Cast Offs Review: Abled Television

November 24, 2009 by  
Filed under - Home, Reviews

5

castoffs300CAST OFFS: Tuesday 24th November, Channel 4, 11.05 ALERT ME

It’s only been around for a decade or so but already the genre of reality television looks more exhausted than Gordon Brown after a game of I Spy.

Big Brother has been done to death, Wife Swap is going to be axed and the less said about Celebrity Love Island the better.

So we’re left with Come Dine With Me and X Factor.

From the sublime to the ridiculous…

But fear not because reality TV is showing signs of evolving into a far brighter animal than many thought possible. Cast Offs, a controversial but painfully-original and engaging new show from Channel 4 is definitely one of these.

Set up as a reality-style social experiment, it apes its time-worn brethren by supposedly telling the story of six disabled people and their battle to survive on a deserted island for three months.

But of course everyone involved is in on the deal, this is reality TV with a script – and a superb script at that.

This groundbreaking piece of television shows handicapped people at their best and worst, the blind man shirks chores, the woman with cherubism argues with the thalidomide-suffering over food, the deaf woman complains that the dwarf’s lips are “too small to read” and they all fire non-PC comments around like Alf Garnett after a night in the pub.

Consequently, Cast Offs superbly shows them up for what they really are – normal people who like to get drunk, take the mick out of their mates and put their foot in their mouth when they talk to someone they fancy.

It is funny, thought-provoking, and at time heart-warming viewing which demonstrates the power television can have as a positive force in society.

Written and starring genuinely disabled people (some of which are seasoned actors, others debutants) the show concentrates on one individual’s story in each episode. This week we meet Dan, a promising rugby player who lost the use of his legs after a car accident. Obviously he struggles to get to grips with his new life at times, but his relationship with his dad and his new wheelchair basketball team is touching.

The overall result is an eye-opening and thoroughly rewarding piece of TV.


Sean Marland

Andy P says:

Stunned! Absolutely STUNNED by Robeeh’s comment. I cannot understand where you are coming from on any level. I can only assume that you aired your views after only one episode and, as an able bodied person, I guess I must respect your ‘first hand’ knowledge (for want of a better description). What I will take issue with is your belief that this programme will not change people’s views on disability. It is my view that Mat Fraser’s performance is the finest I have witnessed on our screens for a number of years. The fact that he is disabled means nothing. If you cannot accept that and acknowledge the man’s awesome acting skills then it is you who has the problem.

Robeeh says:

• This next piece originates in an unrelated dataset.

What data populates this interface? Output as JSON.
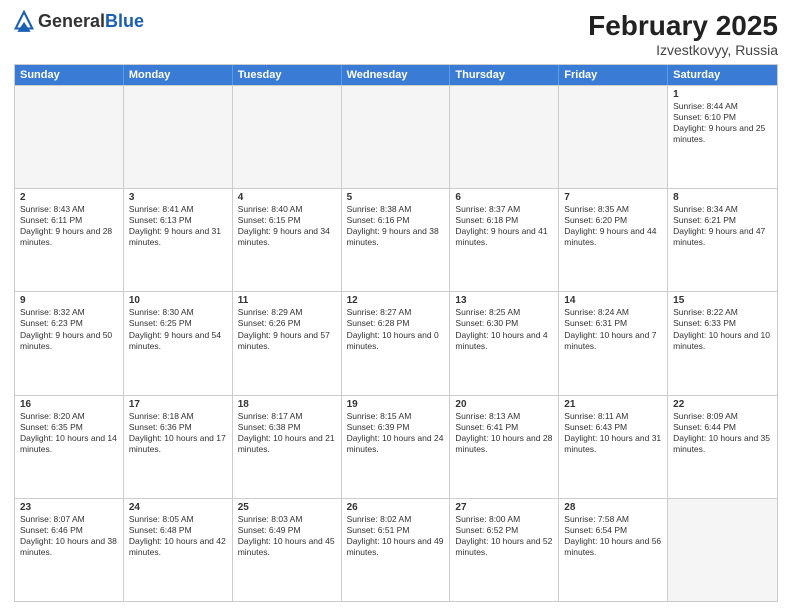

As a disabled actor and writier I could not have been more disappointed by this programme if I tried! The premise was forced and yet managed to be completely boring and pointless at the same time. I don’t know what is especially clever about disabled people being as offensive as possible to other disabled people, what is the point exactly? Want of a more interesting story-lne perhaps? The producers of this show fell for every disability cliche in the book and I can stake my life on the fact that it will do nothing to help improve the situation for disabled people in today’s society. This show will certainly not do anything to help improve my employment prospects in future. Thanks for ruining the opportunity to make television history!